If you haven’t seen, “Get Out”, one of the most interesting movies in years you need to “Get Out” and go see it (get it? … “Get OUT”). The movie was released February 24, 2017 and has already made $150 million worldwide. This is an impressive accomplishment because it started with only a 4.5 million dollar budget. It also was one of only six films to ever receive a 99% from the review site Rotten Tomatoes.
On October 4, 2016 the trailer was released to the public and it was promoted as a horror film. It kind of popped out of nowhere and it took everyone by surprise. The trailer starts by showing Chris and Rose being nervous and preparing for a weekend getaway. However, viewers quickly realized that this wasn’t just a your typical “horror film”. This movie was built around race by showing the viewers what happened when a young white woman brought her black boyfriend to meet her family, and how scary and intimidating that could be.
The movie posters that were released to promote the movie still kept up with the theme that was used for the trailer, suspense. Posters are meant to create a sense of mystery for the public in order to get their interest in the movie. The poster was broken into sections that showed different pictures from the movie that would leave it up to the viewer figure out what the movie was about. Some pictures of the poster include the main character being introduced to his girlfriends all white family. Another showed Chris frightened with his eyes wide-open as if he saw something that he couldn’t believe. Most of the movie posters that were released also had the line “Just because you’re invited, doesn’t mean you’re welcome”.
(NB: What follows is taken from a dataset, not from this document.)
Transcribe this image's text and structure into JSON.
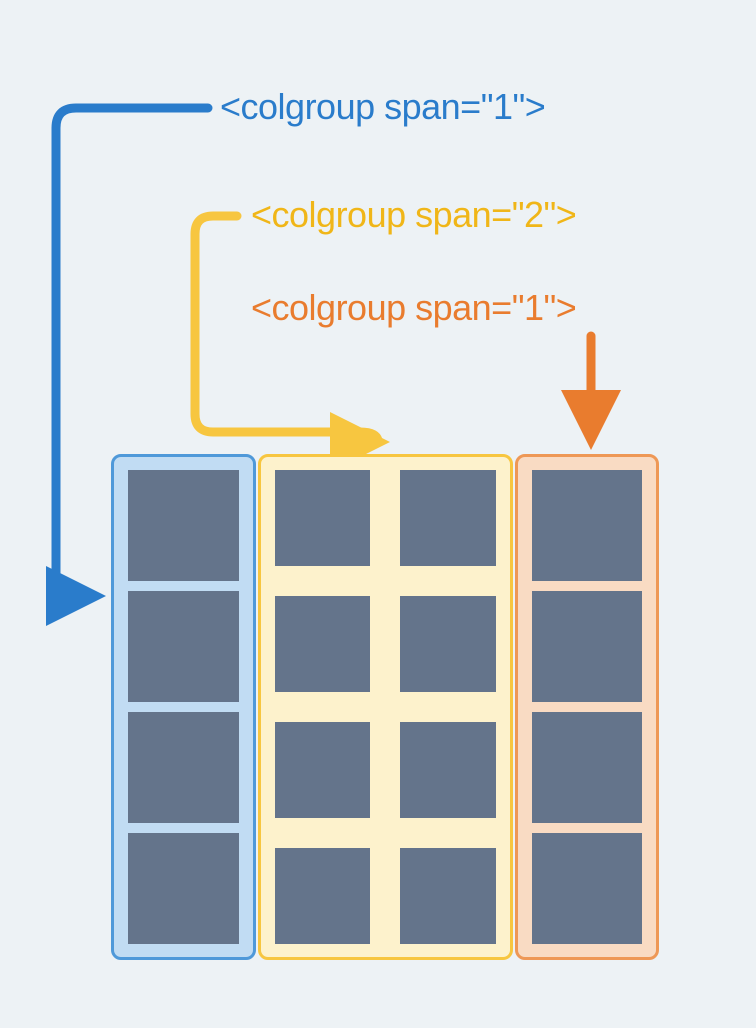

There have been tons of movies built around the same premises like, the 1967 comedy-drama Guess Who’s Coming To Dinner or the 2005 comedy Guess Who. Both of those movies were about race with a comedy-drama premises to them but there has never been one built around horror.
Audience’s wondered how this movie would be different than the others, and after seeing it the first thing that audiences would say is that, its isn’t a horror movie at all. Universal Pictures did an amazing job at promoting the movie, they along with the director, Jordan Peele, used an unconventional move that would get people interested in seeing what the movie. They ultimately tricked the audience into thinking it would be something that it wasn’t. That was a good tactic to use to get people to purchase a ticket.
This might be a tactic that will be used for other movies, especially those whose premises might not be known by the trailer. As a viewer of this movie this is something that attracted me to want to see it. It made me appreciate the movie even more and pay attention to what the bigger message of the movie was.
Another interesting tactic that they used to market the movie was using art. If you went to the movies website there was an option that slowed you to see some artwork that created inspired by the movie. Some of the artwork was featured in a photo shoot with the director.
Overall, the elements of this movie campaign did exactly what the director and Universal wanted it to do, it drew in people to want to see the movie.
Galuppo, M. (2016, October 04). Jordan Peele’s Thriller ‘Get Out’ Gets Release Date, Trailer. Retrieved March 30, 2017, from http://www.hollywoodreporter.com/heat-vision/jordan-peeles-thriller-get-release-935086
Marich, R. (2017, March 22). ‘Get Out’ Marketing Tapped Into Relationship Between Racism and Horror. Retrieved March 30, 2017, from http://variety.com/2017/biz/news/jordan-peele-get-out-marketing-racism-horror-1202012833/
McNary, D. (2017, March 22). Jason Blum Revels in Micro-Budget Moviemaking for Horror Hits ‘Get Out,’ ‘Split’. Retrieved March 30, 2017, from http://variety.com/2017/film/news/jason-blum-horror-get-out-split-1202014499
Thilk, C. (2017, February 21). Movie Marketing Madness: Get Out. Retrieved March 30, 2017, from https://christhilk.com/2017/02/21/movie-marketing-madness-get-out/